Items from a dataset
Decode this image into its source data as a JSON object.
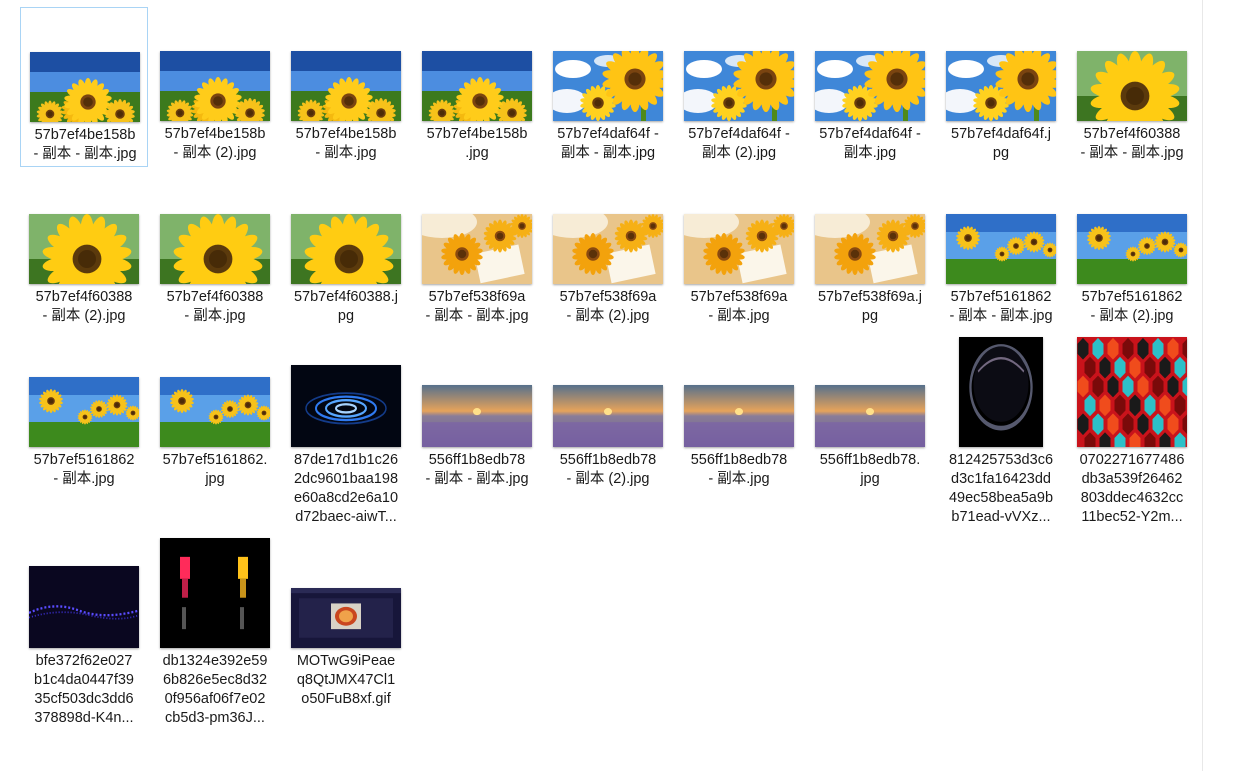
{
  "window": {
    "scroll": "vertical"
  },
  "files": [
    {
      "name": "57b7ef4be158b\n- 副本 - 副本.jpg",
      "kind": "sunflower-sky",
      "selected": true
    },
    {
      "name": "57b7ef4be158b\n- 副本 (2).jpg",
      "kind": "sunflower-sky"
    },
    {
      "name": "57b7ef4be158b\n- 副本.jpg",
      "kind": "sunflower-sky"
    },
    {
      "name": "57b7ef4be158b\n.jpg",
      "kind": "sunflower-sky"
    },
    {
      "name": "57b7ef4daf64f -\n副本 - 副本.jpg",
      "kind": "sunflower-clouds"
    },
    {
      "name": "57b7ef4daf64f -\n副本 (2).jpg",
      "kind": "sunflower-clouds"
    },
    {
      "name": "57b7ef4daf64f -\n副本.jpg",
      "kind": "sunflower-clouds"
    },
    {
      "name": "57b7ef4daf64f.j\npg",
      "kind": "sunflower-clouds"
    },
    {
      "name": "57b7ef4f60388\n- 副本 - 副本.jpg",
      "kind": "sunflower-closeup"
    },
    {
      "name": "57b7ef4f60388\n- 副本 (2).jpg",
      "kind": "sunflower-closeup"
    },
    {
      "name": "57b7ef4f60388\n- 副本.jpg",
      "kind": "sunflower-closeup"
    },
    {
      "name": "57b7ef4f60388.j\npg",
      "kind": "sunflower-closeup"
    },
    {
      "name": "57b7ef538f69a\n- 副本 - 副本.jpg",
      "kind": "sunflower-card"
    },
    {
      "name": "57b7ef538f69a\n- 副本 (2).jpg",
      "kind": "sunflower-card"
    },
    {
      "name": "57b7ef538f69a\n- 副本.jpg",
      "kind": "sunflower-card"
    },
    {
      "name": "57b7ef538f69a.j\npg",
      "kind": "sunflower-card"
    },
    {
      "name": "57b7ef5161862\n- 副本 - 副本.jpg",
      "kind": "sunflower-field"
    },
    {
      "name": "57b7ef5161862\n- 副本 (2).jpg",
      "kind": "sunflower-field"
    },
    {
      "name": "57b7ef5161862\n- 副本.jpg",
      "kind": "sunflower-field"
    },
    {
      "name": "57b7ef5161862.\njpg",
      "kind": "sunflower-field"
    },
    {
      "name": "87de17d1b1c26\n2dc9601baa198\ne60a8cd2e6a10\nd72baec-aiwT...",
      "kind": "blue-rings"
    },
    {
      "name": "556ff1b8edb78\n- 副本 - 副本.jpg",
      "kind": "lavender-sunset"
    },
    {
      "name": "556ff1b8edb78\n- 副本 (2).jpg",
      "kind": "lavender-sunset"
    },
    {
      "name": "556ff1b8edb78\n- 副本.jpg",
      "kind": "lavender-sunset"
    },
    {
      "name": "556ff1b8edb78.\njpg",
      "kind": "lavender-sunset"
    },
    {
      "name": "812425753d3c6\nd3c1fa16423dd\n49ec58bea5a9b\nb71ead-vVXz...",
      "kind": "dark-bubble"
    },
    {
      "name": "0702271677486\ndb3a539f26462\n803ddec4632cc\n11bec52-Y2m...",
      "kind": "hexagons"
    },
    {
      "name": "bfe372f62e027\nb1c4da0447f39\n35cf503dc3dd6\n378898d-K4n...",
      "kind": "purple-wave"
    },
    {
      "name": "db1324e392e59\n6b826e5ec8d32\n0f956af06f7e02\ncb5d3-pm36J...",
      "kind": "figures"
    },
    {
      "name": "MOTwG9iPeae\nq8QtJMX47Cl1\no50FuB8xf.gif",
      "kind": "webpage"
    }
  ]
}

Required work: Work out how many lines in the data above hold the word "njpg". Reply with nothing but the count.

Solution for this problem: 2